About Homeopathy

(Excerpts from“Homeopathy Today”, a publication of the National Center for Homeopathy)

What is homeopathy?
Homeopathy is an increasingly popular system of natural medicine, based on the principle that any substance that can cause illness can also be a cure. Two centuries old, its practice has enjoyed wide popularity among millions of individuals looking for safe and effective ways to treat illness, as well as to improve their health.
Homeopathy is based on the principle of “like cures like” - that is, if a substance can cause symptoms of disease in a healthy person then it can cure a sick person suffering from similar symptoms.
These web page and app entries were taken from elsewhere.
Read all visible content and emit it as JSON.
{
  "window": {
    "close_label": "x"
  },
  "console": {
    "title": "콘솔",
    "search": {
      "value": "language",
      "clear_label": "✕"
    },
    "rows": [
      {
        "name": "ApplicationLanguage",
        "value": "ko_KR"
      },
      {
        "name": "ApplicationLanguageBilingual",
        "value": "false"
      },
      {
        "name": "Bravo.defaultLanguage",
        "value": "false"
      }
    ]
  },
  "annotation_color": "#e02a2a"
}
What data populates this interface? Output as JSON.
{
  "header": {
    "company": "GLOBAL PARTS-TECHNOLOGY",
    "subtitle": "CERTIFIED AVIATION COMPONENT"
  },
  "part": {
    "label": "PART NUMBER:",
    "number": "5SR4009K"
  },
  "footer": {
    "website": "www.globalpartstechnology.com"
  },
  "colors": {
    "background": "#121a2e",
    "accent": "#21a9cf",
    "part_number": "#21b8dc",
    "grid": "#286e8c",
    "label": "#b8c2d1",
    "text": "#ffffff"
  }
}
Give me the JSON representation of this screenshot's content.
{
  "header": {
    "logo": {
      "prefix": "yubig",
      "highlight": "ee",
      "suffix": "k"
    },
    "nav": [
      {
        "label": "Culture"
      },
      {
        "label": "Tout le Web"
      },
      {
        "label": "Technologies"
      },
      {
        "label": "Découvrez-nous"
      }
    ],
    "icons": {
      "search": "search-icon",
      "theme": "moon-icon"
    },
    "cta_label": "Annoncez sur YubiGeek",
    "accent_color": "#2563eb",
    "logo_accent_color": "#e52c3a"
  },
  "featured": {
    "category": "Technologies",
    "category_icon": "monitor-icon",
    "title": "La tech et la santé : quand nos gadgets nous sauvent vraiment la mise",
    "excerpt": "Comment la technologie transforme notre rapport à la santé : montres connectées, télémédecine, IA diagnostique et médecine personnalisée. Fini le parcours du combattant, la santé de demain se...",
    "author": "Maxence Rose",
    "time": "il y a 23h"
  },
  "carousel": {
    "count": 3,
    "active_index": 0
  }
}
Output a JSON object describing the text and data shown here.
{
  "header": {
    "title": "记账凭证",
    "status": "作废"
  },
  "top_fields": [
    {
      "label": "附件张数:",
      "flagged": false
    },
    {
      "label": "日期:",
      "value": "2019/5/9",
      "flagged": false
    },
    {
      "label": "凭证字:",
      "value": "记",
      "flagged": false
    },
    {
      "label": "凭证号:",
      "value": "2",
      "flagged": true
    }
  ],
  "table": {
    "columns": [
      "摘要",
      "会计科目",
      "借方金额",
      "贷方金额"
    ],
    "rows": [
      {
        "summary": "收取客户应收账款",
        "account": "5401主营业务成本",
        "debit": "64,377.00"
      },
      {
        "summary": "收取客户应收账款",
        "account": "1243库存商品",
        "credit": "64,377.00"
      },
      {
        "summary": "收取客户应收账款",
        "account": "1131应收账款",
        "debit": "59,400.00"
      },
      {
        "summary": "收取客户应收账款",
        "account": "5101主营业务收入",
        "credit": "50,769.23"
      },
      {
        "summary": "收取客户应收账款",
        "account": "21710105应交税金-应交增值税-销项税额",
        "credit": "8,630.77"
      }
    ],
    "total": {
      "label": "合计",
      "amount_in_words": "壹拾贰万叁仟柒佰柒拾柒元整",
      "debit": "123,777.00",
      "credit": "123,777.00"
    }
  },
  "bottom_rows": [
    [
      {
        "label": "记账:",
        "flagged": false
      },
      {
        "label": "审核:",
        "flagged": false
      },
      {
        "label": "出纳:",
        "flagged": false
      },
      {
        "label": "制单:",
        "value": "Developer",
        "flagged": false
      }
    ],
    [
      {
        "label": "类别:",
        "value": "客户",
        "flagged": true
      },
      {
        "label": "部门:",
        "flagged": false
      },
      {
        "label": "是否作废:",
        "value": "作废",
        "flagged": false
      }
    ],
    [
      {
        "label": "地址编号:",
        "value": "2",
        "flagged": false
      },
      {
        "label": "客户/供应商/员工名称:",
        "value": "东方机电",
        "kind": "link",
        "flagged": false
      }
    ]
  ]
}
For example, everyone knows that chopping an onion makes your eyes sting and water and your nose run and burn. A homeopathic preparation of the humble onion, allium cepa, may be used to cure patients with a cold or hayfever if they too have stinging, watery eyes and a runny, burning nose.

How does the concept of homeopathy differ from that of conventional medicine?
The homeopath regards symptoms as the body’s healthy attempt to restore itself to balance. That is why a homeopath will choose a remedy that supports the symptoms - rather than opposing them or suppressing them as in conventional medicine. In conventional medicine, the cold or hayfever sufferer is given an anti-histamine to dry up the runny nose and watery eyes artificially. Unpleasant side effects like sleepiness and constipation often result. With the correct homeopathic remedy, however, there are no side effects and a person is restored to health naturally with an attendant sense of well-being.
Homeopathy recognizes that each person manifests his or her “dis-ease” in a unique and slightly different way. That is why two people with the same disease will not necessarily receive the same homeopathic remedy. A cold sufferer with a stopped up nose and dry eyes would receive a different remedy than the one with a runny nose and watering eyes. Unlike the “one size fits all” approach to prescribing often used in conventional medicine, a homeopath chooses a remedy that matches the unique symptom profile of the individual.
Conventional medicine seeks to control illness through the regular use of medications; if the medicine is withdrawn, the person’s symptoms return. For example, the daily use of drugs for asthma (or any chronic disease for that matter) alleviates the symptoms but does not cure the underlying problem.
In homeopathy the ideal is that a person needs just enough of the homeopathic remedy to stimulate their healing response. In other words, homeopathy seeks to cure a person so that they do not need any medications - homeopathic or otherwise.

What is homeopathy’s history?
The principles of homeopathy were formulated by the German physician Samuel Hahnemann (1755 - 1843). Hahnemann found the conventional medical therapies of his time to be ineffective and harmful, and discovered in homeopathy, a means to help patients without side effects. Homeopathy spread quickly throughout Europe and the rest of the world including the United States. It has a 200-year history of safety and effectiveness.

What is “classical” homeopathy?
Over the last 200 years many definitions of “classical” homeopathy have been used. At the core of nearly all of these definitions are the following key elements:
The Law of Similars: matching the symptoms of a medicine tested on healthy humans to the individual seeking treatment.
The Minimum Dose: determining the least amount of medicine needed to effect the needed change.
Totality of Symptoms: matching the complete symptoms profile of the patient to the symptom profile of the remedy.
Single Remedy: administration of one remedy at a time.

Who practices Homeopathy?
Homeopathy is practiced by a wide variety of health-care practitioners including medical doctors, osteopaths, naturopathic physicians, nurse practitioners, physician assistants, dentists, veterinarians, chiropractors, acupuncturists, nurse midwives, podiatrists, and professional homeopaths.
Individual states regulate the practice of homeopathy, and each state’s laws and requirements for practice are different. In most cases, homeopathy can be employed legally by any health professional whose license entitles them to prescribe medicines, such as MDs, DOs, NDs, etc. In addition, three states specifically license the practice of homeopathy for medical and osteopathic physicians: Arizona, Connecticut, and Nevada. Two of these states, Arizona and Nevada, also allow the practice of homeopathy by registered Homeopathic Medical Assistants, under the auspices of a licensed MD or DO.
Since 2000, Minnesota, Rhode Island, and California have adopted legislation that allows unlicensed complementary and alternative health practitioners (including unlicensed homeopaths ) the freedom to practice as long as they give full disclosure of their training and background. Efforts are underway in many other states to adopt similar legislation, and it is expected that more states will pass such laws in the near future.

What kind of homeopathic certification is available?
Practitioners may be certified by one of several certifying organizations based on their medical professional status and/ (or) their homeopathic education. Such certification attests that a practitioner has met certain criteria and developed a certain level of expertise in homeopathic practice.